[Opening Data to examine section]
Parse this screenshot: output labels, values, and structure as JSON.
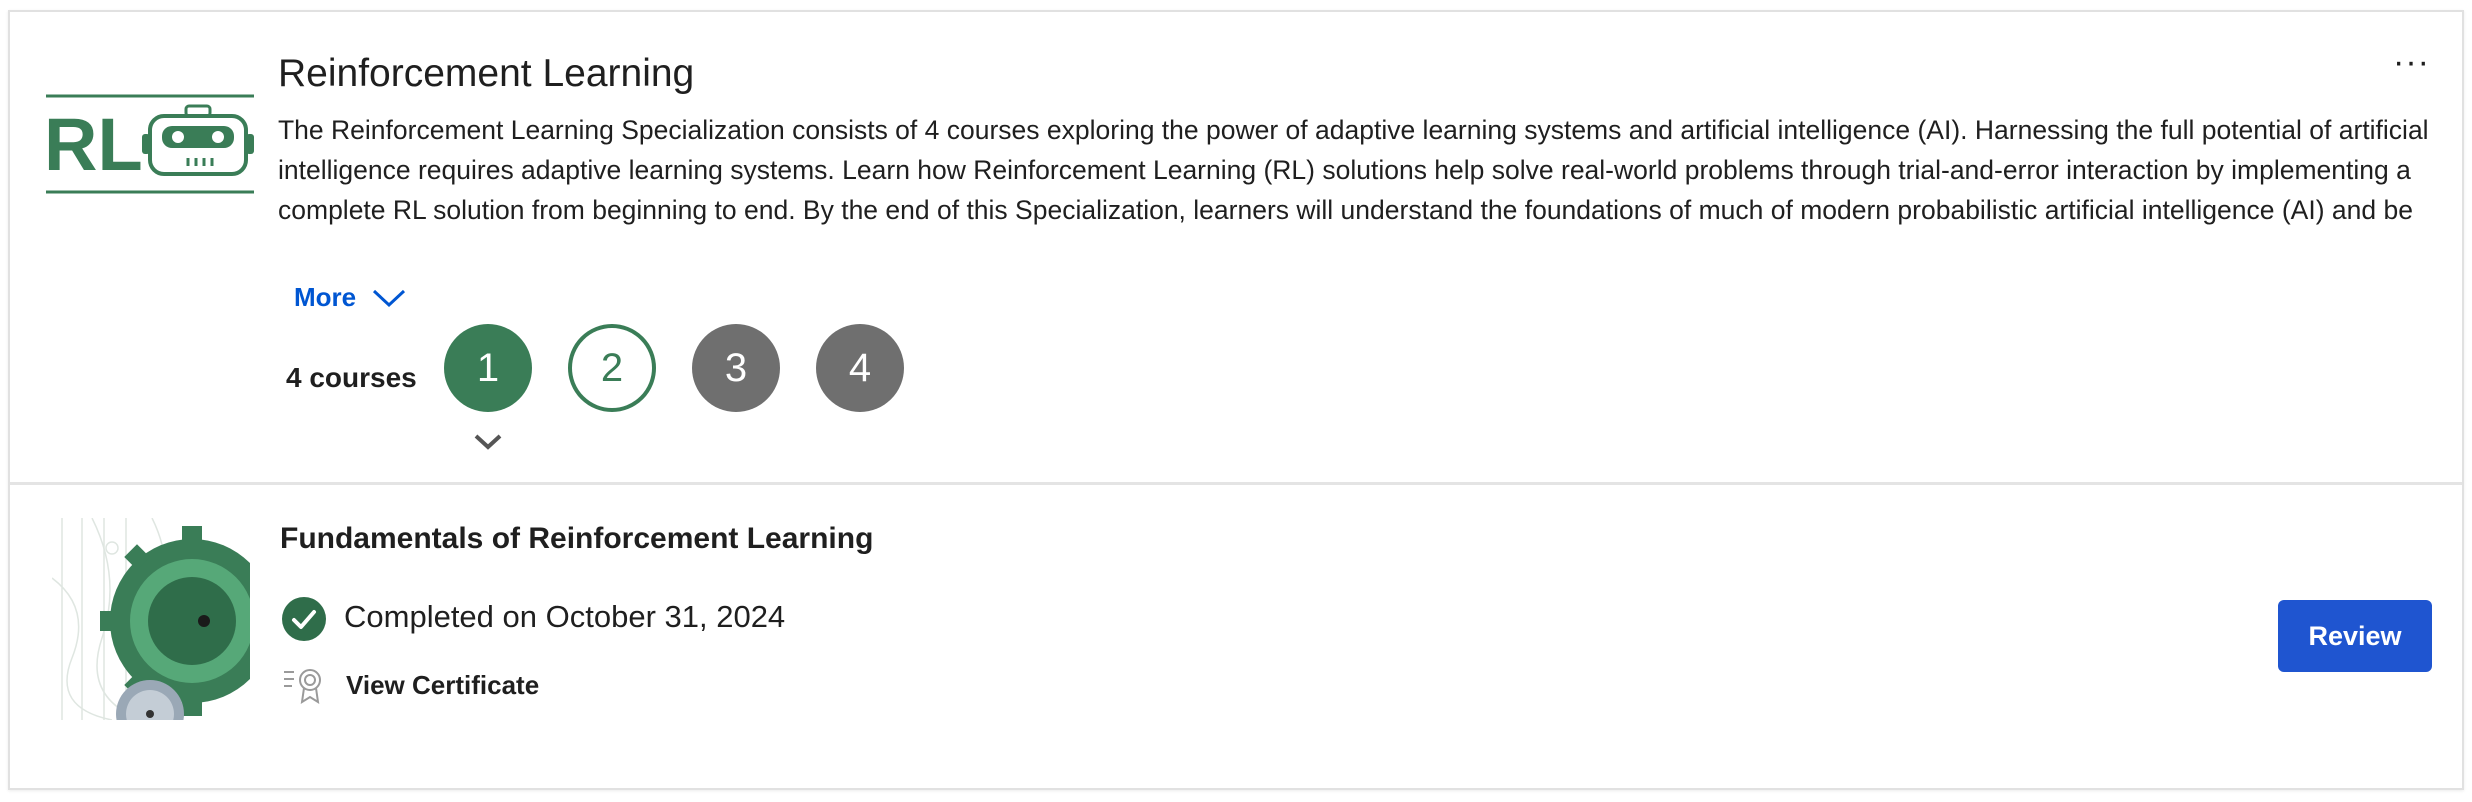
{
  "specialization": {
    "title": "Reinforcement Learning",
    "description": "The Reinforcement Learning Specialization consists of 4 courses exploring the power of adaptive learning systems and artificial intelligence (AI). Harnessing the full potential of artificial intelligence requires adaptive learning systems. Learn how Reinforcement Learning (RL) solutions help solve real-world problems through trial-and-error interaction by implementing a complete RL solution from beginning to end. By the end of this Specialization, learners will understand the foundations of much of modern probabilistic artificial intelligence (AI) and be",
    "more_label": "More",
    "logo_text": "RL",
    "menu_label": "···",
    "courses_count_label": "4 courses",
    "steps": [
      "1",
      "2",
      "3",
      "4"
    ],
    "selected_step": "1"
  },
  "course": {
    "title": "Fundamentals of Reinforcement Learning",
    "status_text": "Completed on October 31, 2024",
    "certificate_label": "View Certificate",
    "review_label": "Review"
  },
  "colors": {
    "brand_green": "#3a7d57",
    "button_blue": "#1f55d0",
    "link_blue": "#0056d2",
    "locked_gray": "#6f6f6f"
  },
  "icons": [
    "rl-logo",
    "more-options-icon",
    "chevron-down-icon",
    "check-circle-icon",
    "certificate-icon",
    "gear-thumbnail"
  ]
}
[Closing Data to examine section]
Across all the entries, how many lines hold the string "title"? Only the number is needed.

2